Assignment
All of the data below should be written out again exactly.

Input records
- Opening Delimiter -

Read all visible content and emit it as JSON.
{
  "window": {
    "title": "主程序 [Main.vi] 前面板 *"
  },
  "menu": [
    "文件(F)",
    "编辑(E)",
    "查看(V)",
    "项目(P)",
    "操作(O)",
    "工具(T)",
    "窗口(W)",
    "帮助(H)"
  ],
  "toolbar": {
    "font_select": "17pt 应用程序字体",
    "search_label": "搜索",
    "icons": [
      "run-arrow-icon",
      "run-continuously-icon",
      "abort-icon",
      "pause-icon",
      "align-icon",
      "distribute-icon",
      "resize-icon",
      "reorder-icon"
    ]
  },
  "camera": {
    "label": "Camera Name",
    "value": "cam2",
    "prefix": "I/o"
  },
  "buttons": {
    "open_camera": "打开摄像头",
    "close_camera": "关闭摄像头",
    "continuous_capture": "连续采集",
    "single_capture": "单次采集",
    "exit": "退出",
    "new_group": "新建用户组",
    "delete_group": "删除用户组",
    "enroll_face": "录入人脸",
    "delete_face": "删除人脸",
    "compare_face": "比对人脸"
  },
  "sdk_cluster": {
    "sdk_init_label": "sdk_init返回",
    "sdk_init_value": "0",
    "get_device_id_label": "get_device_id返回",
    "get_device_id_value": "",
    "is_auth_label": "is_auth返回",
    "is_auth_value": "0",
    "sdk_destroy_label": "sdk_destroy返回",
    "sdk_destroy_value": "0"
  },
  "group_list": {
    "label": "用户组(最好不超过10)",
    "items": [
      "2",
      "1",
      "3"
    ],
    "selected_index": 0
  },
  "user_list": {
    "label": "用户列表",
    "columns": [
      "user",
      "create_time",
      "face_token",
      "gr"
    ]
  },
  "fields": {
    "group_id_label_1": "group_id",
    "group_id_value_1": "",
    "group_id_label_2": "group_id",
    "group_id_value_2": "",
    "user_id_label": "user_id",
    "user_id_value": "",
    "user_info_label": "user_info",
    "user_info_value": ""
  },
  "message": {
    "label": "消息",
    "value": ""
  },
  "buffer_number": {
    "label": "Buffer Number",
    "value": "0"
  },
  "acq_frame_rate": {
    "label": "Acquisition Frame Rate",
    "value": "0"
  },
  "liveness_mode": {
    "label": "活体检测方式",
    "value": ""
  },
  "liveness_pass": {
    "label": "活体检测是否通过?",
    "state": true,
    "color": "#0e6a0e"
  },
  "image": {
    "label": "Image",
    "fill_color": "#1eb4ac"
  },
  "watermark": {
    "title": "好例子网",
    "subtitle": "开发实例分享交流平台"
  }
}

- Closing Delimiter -

Answer area
Read all visible content and emit it as JSON.
{
  "window": {
    "title": "主程序 [Main.vi] 前面板 *"
  },
  "menu": [
    "文件(F)",
    "编辑(E)",
    "查看(V)",
    "项目(P)",
    "操作(O)",
    "工具(T)",
    "窗口(W)",
    "帮助(H)"
  ],
  "toolbar": {
    "font_select": "17pt 应用程序字体",
    "search_label": "搜索",
    "icons": [
      "run-arrow-icon",
      "run-continuously-icon",
      "abort-icon",
      "pause-icon",
      "align-icon",
      "distribute-icon",
      "resize-icon",
      "reorder-icon"
    ]
  },
  "camera": {
    "label": "Camera Name",
    "value": "cam2",
    "prefix": "I/o"
  },
  "buttons": {
    "open_camera": "打开摄像头",
    "close_camera": "关闭摄像头",
    "continuous_capture": "连续采集",
    "single_capture": "单次采集",
    "exit": "退出",
    "new_group": "新建用户组",
    "delete_group": "删除用户组",
    "enroll_face": "录入人脸",
    "delete_face": "删除人脸",
    "compare_face": "比对人脸"
  },
  "sdk_cluster": {
    "sdk_init_label": "sdk_init返回",
    "sdk_init_value": "0",
    "get_device_id_label": "get_device_id返回",
    "get_device_id_value": "",
    "is_auth_label": "is_auth返回",
    "is_auth_value": "0",
    "sdk_destroy_label": "sdk_destroy返回",
    "sdk_destroy_value": "0"
  },
  "group_list": {
    "label": "用户组(最好不超过10)",
    "items": [
      "2",
      "1",
      "3"
    ],
    "selected_index": 0
  },
  "user_list": {
    "label": "用户列表",
    "columns": [
      "user",
      "create_time",
      "face_token",
      "gr"
    ]
  },
  "fields": {
    "group_id_label_1": "group_id",
    "group_id_value_1": "",
    "group_id_label_2": "group_id",
    "group_id_value_2": "",
    "user_id_label": "user_id",
    "user_id_value": "",
    "user_info_label": "user_info",
    "user_info_value": ""
  },
  "message": {
    "label": "消息",
    "value": ""
  },
  "buffer_number": {
    "label": "Buffer Number",
    "value": "0"
  },
  "acq_frame_rate": {
    "label": "Acquisition Frame Rate",
    "value": "0"
  },
  "liveness_mode": {
    "label": "活体检测方式",
    "value": ""
  },
  "liveness_pass": {
    "label": "活体检测是否通过?",
    "state": true,
    "color": "#0e6a0e"
  },
  "image": {
    "label": "Image",
    "fill_color": "#1eb4ac"
  },
  "watermark": {
    "title": "好例子网",
    "subtitle": "开发实例分享交流平台"
  }
}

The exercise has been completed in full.